Can You Really Get A Tan By Taking A Pill?

Some people would go to great lengths to achieve the perfect tan. Whether applying a skin-staining lotion once a week or risking their health while lying in a tanning bed every day, there is a psychological obsession attached to the desire for tan skin that will have some people trying anything and everything to get it. In fact, over 7 million U.S. adults still use tanning beds in 2022, according to The American Academy of Dermatology, despite the staggering skin cancer statistics that come along with the practice. 

When tanning pills hit the market a few decades ago claiming they could help anyone achieve a bronzed complexion without UV exposure or annoyingly sticky serums, it's no surprise many people wanted to give them a try (via These tanning pills don't help you produce melanin, giving you a natural tan. Instead, they contain a large amount of skin-dyeing ingredients that are said to give a bronzed glow all year.

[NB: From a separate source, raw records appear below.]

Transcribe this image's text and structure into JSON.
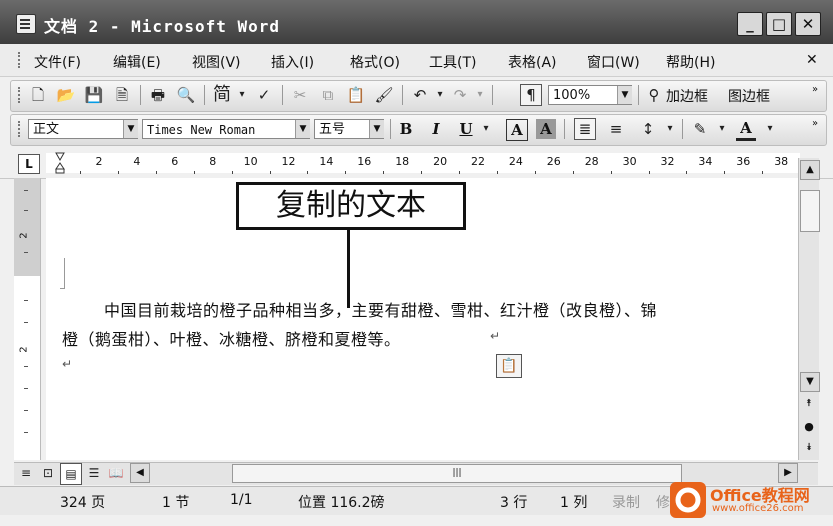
{
  "window": {
    "title": "文档 2 - Microsoft Word",
    "minimize": "_",
    "maximize": "□",
    "close": "✕"
  },
  "menu": {
    "items": [
      "文件(F)",
      "编辑(E)",
      "视图(V)",
      "插入(I)",
      "格式(O)",
      "工具(T)",
      "表格(A)",
      "窗口(W)",
      "帮助(H)"
    ],
    "close_doc": "✕"
  },
  "standard_toolbar": {
    "zoom": "100%",
    "add_border": "加边框",
    "picture_border": "图边框",
    "simplified_label": "简"
  },
  "format_toolbar": {
    "style": "正文",
    "font": "Times New Roman",
    "size": "五号",
    "bold": "B",
    "italic": "I",
    "underline": "U",
    "char_border": "A",
    "char_shade": "A",
    "font_color_label": "A"
  },
  "ruler": {
    "tab_selector": "L",
    "numbers": [
      "2",
      "4",
      "6",
      "8",
      "10",
      "12",
      "14",
      "16",
      "18",
      "20",
      "22",
      "24",
      "26",
      "28",
      "30",
      "32",
      "34",
      "36",
      "38"
    ]
  },
  "vruler": {
    "numbers": [
      "2",
      "2"
    ]
  },
  "document": {
    "line1": "中国目前栽培的橙子品种相当多，主要有甜橙、雪柑、红汁橙（改良橙）、锦",
    "line2": "橙（鹅蛋柑）、叶橙、冰糖橙、脐橙和夏橙等。",
    "para_mark": "↵"
  },
  "callout": {
    "text": "复制的文本"
  },
  "status_bar": {
    "page": "324 页",
    "section": "1 节",
    "page_of": "1/1",
    "position": "位置 116.2磅",
    "line": "3 行",
    "column": "1 列",
    "record": "录制",
    "revise": "修"
  },
  "watermark": {
    "brand": "Office教程网",
    "url": "www.office26.com"
  },
  "colors": {
    "titlebar": "#4a4a4a",
    "watermark_orange": "#e8631a"
  }
}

But, do they work? And most importantly, are they safe?

They may work, but not in the way you would hope

Most tanning pills, like the ones sold by My Tan, are said to give a healthy tan in about two weeks after taking the first dose. And while you may notice your skin change color within that time frame, it may not be the natural bronzed glow you hoped for. In fact, it could turn you an unsightly orange color instead.

This is because one of the main additives in tanning pills is called canthaxanthin, which, according to the U.S. Food and Drug Administration, can give the skin a shade ranging from "orange to brownish," depending on the person. While canthaxanthin can be found in other foods in smaller doses and is FDA-approved for that use, tanning pills contain more significant amounts and are not approved by the FDA.

While some natural-based tanning pills don't include canthaxanthin and may be considered "safer" alternatives, the ingredients list is usually compromised of "a bunch of common, everyday vitamins," per, thus leading to the conclusion that natural tanning pills won't help you achieve a tan.

Are tanning pills safe?

Since tanning pills aren't FDA-approved, you would be taking them at your own risk — and the risks can be pretty serious. The tanning pills containing canthaxanthin have led to reactions including vision changes and loss, skin disorders, liver damage, and gastrointestinal issues (via Healthline). You may also develop orange skin, and even though that side effect won't hurt you physically, it may not be the look you were going for.

Some people who used the tanning pills even formed crystals in their eyes, known as "canthaxanthin-induced retinopathy," which may take over a year to heal (via U.S. Food and Drug Administration). What's more, according to Healthline, canthaxanthin can last up to seven years in the body, so even if you stop taking the pills, you can still experience some of the side effects long after your last dose. While many people want tan skin, sometimes the best options for your health are sticking to at-home spray tanning or embracing the natural skin you were born with.